== AVAILABLE DATA ==
'''
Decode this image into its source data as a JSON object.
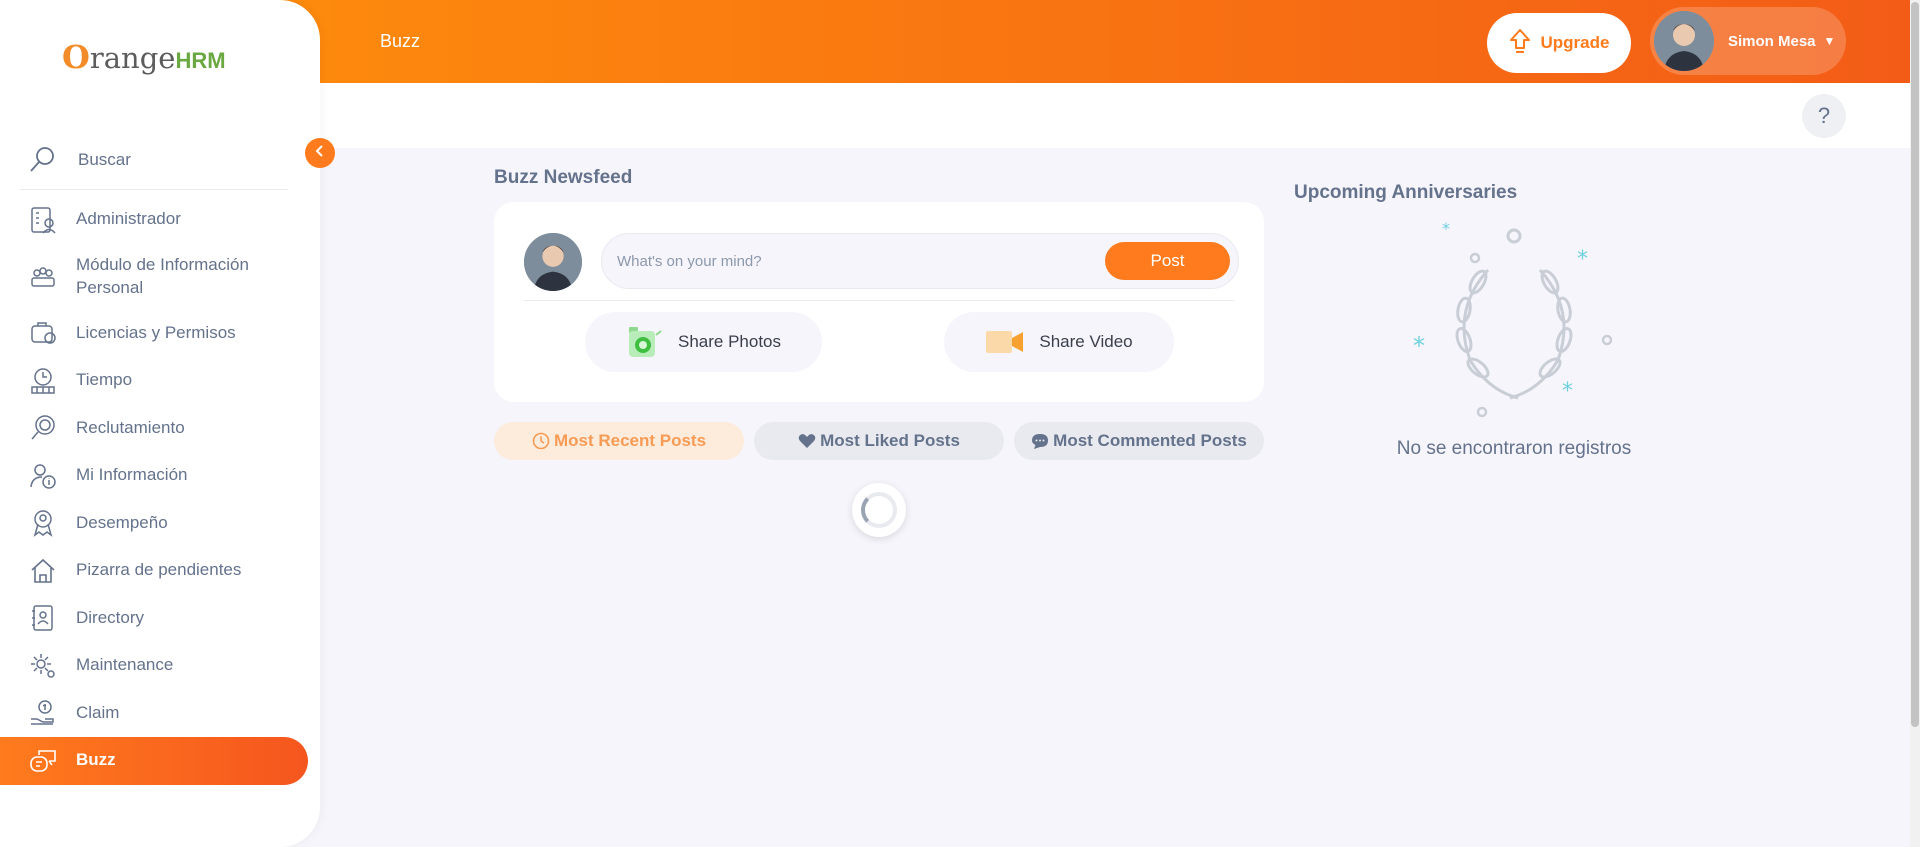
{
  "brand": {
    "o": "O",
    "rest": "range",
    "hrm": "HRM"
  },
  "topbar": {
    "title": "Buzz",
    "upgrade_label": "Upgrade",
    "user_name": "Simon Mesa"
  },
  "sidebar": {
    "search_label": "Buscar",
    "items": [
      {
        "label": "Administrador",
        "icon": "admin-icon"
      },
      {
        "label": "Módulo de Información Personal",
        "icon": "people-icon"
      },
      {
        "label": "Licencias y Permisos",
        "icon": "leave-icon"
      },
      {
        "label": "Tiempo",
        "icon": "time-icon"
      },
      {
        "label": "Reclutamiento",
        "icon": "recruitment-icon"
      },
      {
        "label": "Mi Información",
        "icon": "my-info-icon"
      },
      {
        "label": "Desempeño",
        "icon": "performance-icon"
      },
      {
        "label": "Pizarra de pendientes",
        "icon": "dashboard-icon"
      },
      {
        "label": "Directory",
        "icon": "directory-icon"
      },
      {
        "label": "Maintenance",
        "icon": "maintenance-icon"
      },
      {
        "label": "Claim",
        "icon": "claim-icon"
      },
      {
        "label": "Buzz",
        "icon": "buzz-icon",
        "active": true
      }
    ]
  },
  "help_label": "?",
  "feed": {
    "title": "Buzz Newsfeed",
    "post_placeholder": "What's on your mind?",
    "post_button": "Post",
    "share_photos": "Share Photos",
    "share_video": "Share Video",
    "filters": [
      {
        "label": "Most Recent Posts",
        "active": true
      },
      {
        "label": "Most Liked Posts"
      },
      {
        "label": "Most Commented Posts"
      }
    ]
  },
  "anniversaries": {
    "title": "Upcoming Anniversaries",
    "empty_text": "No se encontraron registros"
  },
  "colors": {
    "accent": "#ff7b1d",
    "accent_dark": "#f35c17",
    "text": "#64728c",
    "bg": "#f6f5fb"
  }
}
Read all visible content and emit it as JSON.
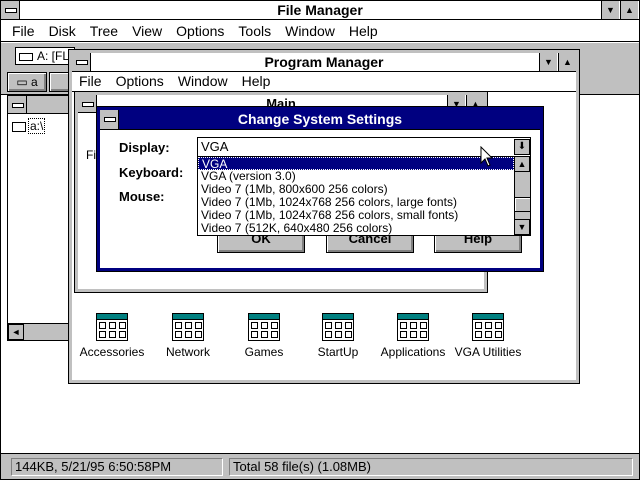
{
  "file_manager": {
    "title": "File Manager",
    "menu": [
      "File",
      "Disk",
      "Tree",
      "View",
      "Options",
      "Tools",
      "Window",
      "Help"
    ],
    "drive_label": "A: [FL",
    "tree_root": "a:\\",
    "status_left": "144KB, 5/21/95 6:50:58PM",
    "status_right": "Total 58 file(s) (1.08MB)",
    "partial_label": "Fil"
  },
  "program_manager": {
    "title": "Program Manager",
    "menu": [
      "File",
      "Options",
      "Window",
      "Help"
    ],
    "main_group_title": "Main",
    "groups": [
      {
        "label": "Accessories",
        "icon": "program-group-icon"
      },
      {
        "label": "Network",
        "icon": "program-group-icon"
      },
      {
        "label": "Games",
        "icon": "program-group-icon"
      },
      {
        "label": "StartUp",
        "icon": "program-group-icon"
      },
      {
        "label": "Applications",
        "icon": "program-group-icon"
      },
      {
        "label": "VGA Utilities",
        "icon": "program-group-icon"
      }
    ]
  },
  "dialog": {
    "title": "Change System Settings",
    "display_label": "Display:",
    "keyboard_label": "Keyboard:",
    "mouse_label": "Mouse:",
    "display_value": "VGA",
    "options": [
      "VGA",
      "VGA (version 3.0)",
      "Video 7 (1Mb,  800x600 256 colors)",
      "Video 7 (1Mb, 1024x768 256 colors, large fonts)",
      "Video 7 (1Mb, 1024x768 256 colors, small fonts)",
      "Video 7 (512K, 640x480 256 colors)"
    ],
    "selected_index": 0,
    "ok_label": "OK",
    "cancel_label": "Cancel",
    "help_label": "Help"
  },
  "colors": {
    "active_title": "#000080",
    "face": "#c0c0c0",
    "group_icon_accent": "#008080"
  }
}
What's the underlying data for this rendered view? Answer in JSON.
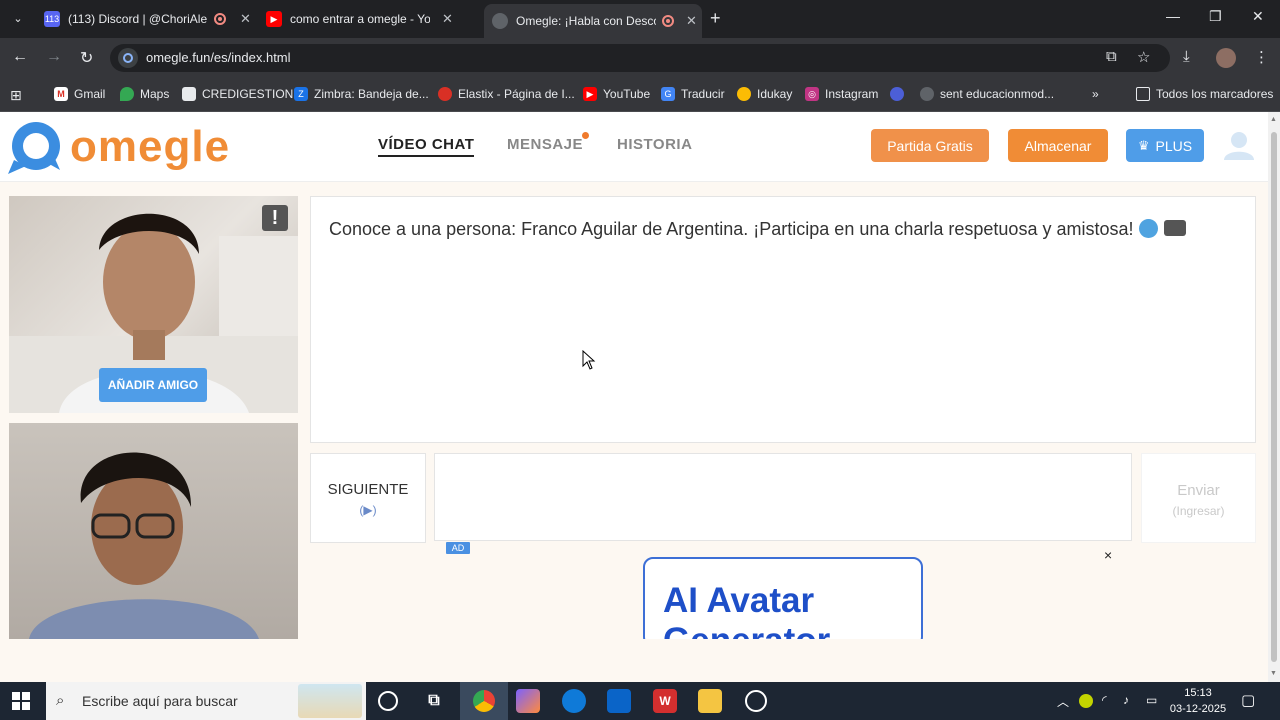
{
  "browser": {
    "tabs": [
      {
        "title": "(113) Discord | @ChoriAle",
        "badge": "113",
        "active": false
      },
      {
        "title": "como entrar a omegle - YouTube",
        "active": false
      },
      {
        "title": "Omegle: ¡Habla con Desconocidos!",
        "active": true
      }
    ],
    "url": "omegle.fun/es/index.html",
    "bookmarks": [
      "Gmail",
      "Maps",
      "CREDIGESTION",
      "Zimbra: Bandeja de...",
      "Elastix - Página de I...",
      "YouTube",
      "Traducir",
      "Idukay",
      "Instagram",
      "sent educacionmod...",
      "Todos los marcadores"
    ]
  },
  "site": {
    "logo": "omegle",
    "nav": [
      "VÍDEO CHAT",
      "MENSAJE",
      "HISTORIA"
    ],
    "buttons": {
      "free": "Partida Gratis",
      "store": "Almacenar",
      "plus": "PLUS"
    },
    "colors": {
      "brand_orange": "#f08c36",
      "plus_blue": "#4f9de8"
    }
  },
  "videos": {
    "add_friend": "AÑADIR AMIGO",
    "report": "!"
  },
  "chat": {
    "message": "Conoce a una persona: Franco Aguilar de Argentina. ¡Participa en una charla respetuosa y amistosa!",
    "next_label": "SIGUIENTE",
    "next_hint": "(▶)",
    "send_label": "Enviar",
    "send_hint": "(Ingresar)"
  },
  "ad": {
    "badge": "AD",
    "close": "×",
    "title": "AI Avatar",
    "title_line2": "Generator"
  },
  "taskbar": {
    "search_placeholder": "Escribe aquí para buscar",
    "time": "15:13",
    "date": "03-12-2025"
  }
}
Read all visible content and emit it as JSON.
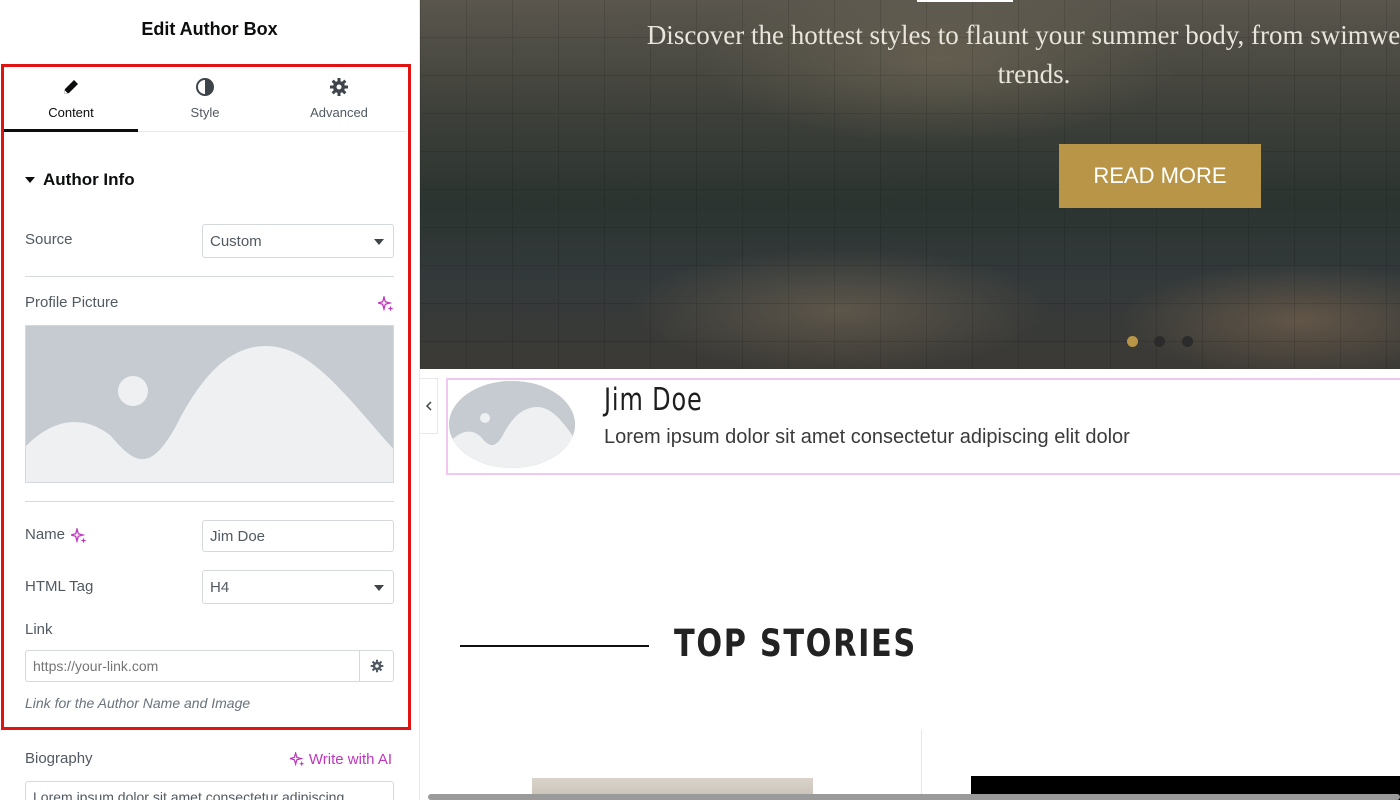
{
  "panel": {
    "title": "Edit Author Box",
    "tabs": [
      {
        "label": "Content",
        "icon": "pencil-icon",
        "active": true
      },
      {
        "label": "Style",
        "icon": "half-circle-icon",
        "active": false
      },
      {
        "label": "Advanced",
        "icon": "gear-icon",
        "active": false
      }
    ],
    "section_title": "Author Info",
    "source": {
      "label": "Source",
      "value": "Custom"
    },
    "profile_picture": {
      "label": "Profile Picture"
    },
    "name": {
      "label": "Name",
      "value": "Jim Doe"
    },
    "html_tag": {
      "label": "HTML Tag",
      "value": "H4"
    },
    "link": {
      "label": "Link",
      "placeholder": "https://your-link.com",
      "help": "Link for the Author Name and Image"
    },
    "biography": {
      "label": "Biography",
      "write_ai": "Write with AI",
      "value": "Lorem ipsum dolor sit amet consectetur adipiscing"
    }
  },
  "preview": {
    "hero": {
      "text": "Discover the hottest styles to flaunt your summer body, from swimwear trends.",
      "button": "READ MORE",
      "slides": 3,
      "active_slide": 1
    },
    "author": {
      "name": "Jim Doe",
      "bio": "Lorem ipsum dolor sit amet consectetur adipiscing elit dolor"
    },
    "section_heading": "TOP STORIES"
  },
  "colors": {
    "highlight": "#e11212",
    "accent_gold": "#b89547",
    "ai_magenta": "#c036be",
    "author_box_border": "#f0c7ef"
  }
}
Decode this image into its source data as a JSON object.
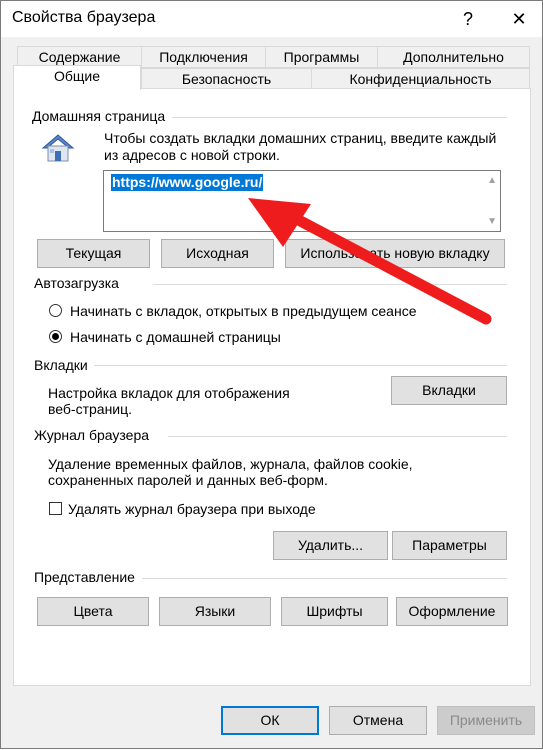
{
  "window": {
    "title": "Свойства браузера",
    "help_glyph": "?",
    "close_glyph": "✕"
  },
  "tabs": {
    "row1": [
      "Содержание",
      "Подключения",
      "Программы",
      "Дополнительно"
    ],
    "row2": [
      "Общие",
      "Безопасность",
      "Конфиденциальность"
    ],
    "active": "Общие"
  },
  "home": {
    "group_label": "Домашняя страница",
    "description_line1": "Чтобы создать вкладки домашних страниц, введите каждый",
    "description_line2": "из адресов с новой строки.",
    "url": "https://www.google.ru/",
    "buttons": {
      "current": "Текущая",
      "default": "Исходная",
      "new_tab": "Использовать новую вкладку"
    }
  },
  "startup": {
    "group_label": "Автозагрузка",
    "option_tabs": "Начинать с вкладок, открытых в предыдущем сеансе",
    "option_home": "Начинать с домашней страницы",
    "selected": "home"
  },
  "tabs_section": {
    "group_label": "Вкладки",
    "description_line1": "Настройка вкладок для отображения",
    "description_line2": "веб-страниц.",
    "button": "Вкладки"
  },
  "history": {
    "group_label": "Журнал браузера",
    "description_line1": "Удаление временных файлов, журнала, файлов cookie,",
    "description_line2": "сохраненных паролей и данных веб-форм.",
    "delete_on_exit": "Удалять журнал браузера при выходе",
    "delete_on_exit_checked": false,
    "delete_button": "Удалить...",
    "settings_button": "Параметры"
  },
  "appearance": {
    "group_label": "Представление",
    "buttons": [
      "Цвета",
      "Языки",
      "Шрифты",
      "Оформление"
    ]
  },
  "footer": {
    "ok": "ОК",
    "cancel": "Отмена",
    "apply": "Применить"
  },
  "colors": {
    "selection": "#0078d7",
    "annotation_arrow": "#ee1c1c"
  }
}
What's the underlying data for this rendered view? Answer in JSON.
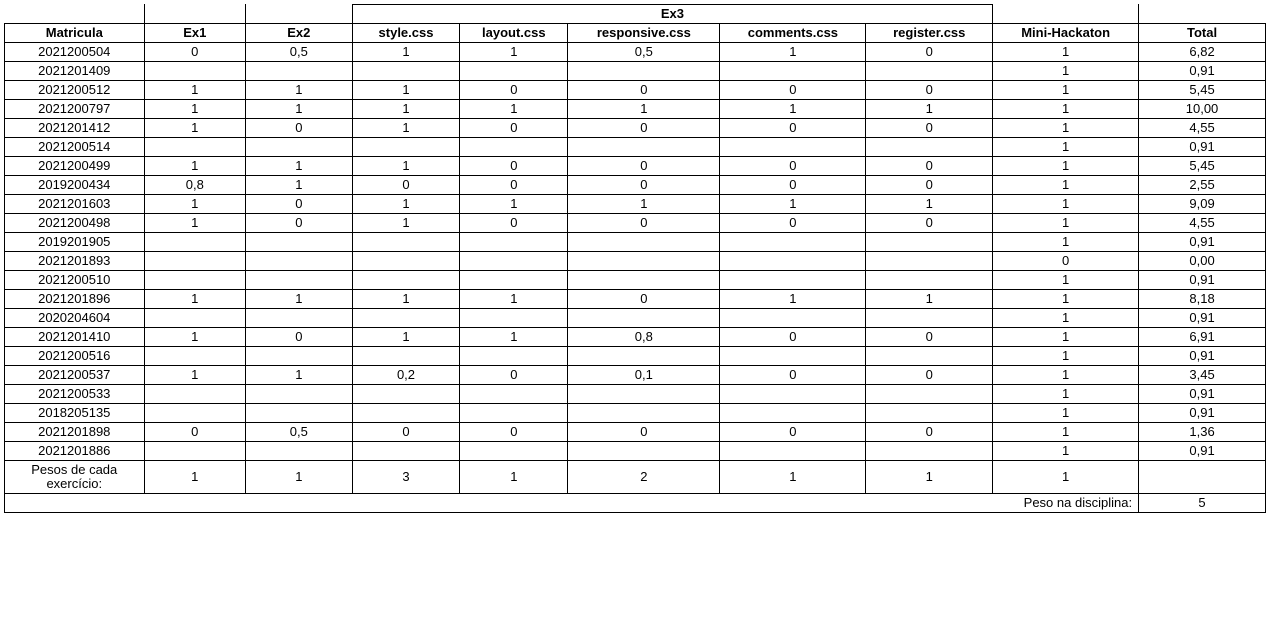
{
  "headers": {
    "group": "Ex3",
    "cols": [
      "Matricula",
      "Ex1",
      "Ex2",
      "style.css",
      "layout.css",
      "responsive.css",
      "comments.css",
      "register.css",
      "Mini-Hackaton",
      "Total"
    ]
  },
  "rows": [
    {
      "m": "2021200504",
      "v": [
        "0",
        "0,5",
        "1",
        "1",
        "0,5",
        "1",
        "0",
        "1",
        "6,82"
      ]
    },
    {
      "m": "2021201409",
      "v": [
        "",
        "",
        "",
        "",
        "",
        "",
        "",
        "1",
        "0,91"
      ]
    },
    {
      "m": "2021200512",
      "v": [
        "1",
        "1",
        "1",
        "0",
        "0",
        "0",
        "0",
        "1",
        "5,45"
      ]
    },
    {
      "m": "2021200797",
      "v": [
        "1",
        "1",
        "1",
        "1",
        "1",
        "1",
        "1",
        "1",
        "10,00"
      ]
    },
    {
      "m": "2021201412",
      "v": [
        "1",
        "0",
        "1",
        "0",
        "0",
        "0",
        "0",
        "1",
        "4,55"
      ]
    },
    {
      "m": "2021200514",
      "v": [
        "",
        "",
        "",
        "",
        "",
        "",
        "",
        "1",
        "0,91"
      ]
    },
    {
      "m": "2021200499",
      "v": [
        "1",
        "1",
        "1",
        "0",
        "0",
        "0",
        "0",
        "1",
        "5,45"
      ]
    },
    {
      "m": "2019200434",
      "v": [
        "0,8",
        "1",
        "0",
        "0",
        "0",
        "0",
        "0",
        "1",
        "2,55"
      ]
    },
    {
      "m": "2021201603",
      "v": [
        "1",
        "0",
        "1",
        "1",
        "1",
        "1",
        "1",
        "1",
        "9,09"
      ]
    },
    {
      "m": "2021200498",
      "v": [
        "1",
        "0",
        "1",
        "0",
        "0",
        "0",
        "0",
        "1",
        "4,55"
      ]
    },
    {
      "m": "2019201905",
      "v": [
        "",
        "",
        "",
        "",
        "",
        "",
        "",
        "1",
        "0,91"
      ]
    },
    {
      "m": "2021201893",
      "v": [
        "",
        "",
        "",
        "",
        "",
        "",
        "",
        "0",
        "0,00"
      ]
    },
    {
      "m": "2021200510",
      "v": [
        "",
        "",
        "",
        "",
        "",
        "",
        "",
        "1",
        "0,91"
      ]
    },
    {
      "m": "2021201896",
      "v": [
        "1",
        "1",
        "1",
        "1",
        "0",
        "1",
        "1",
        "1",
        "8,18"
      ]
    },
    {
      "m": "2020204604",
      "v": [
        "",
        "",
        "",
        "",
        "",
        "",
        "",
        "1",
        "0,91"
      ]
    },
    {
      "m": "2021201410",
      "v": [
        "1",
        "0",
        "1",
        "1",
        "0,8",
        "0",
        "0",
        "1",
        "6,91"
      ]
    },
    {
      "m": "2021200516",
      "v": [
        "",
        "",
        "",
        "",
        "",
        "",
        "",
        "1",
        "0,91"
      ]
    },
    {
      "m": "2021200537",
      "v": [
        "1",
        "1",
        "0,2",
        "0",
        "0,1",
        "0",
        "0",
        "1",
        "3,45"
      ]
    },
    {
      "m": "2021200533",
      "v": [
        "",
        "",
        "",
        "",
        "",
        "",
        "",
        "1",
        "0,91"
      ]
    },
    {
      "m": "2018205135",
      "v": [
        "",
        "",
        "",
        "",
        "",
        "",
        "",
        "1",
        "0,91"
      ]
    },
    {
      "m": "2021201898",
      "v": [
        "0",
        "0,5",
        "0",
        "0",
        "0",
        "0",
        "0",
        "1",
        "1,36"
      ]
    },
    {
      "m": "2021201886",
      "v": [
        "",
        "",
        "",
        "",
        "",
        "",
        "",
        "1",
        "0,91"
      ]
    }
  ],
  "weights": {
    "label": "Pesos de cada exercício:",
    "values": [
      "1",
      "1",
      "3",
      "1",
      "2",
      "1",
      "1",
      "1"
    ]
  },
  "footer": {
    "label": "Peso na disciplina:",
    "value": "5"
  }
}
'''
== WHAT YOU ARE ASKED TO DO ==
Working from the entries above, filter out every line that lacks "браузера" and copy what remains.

== TASK RESPONSE ==
    "title": "Свойства браузера",
    "group_label": "Журнал браузера",
    "delete_on_exit": "Удалять журнал браузера при выходе",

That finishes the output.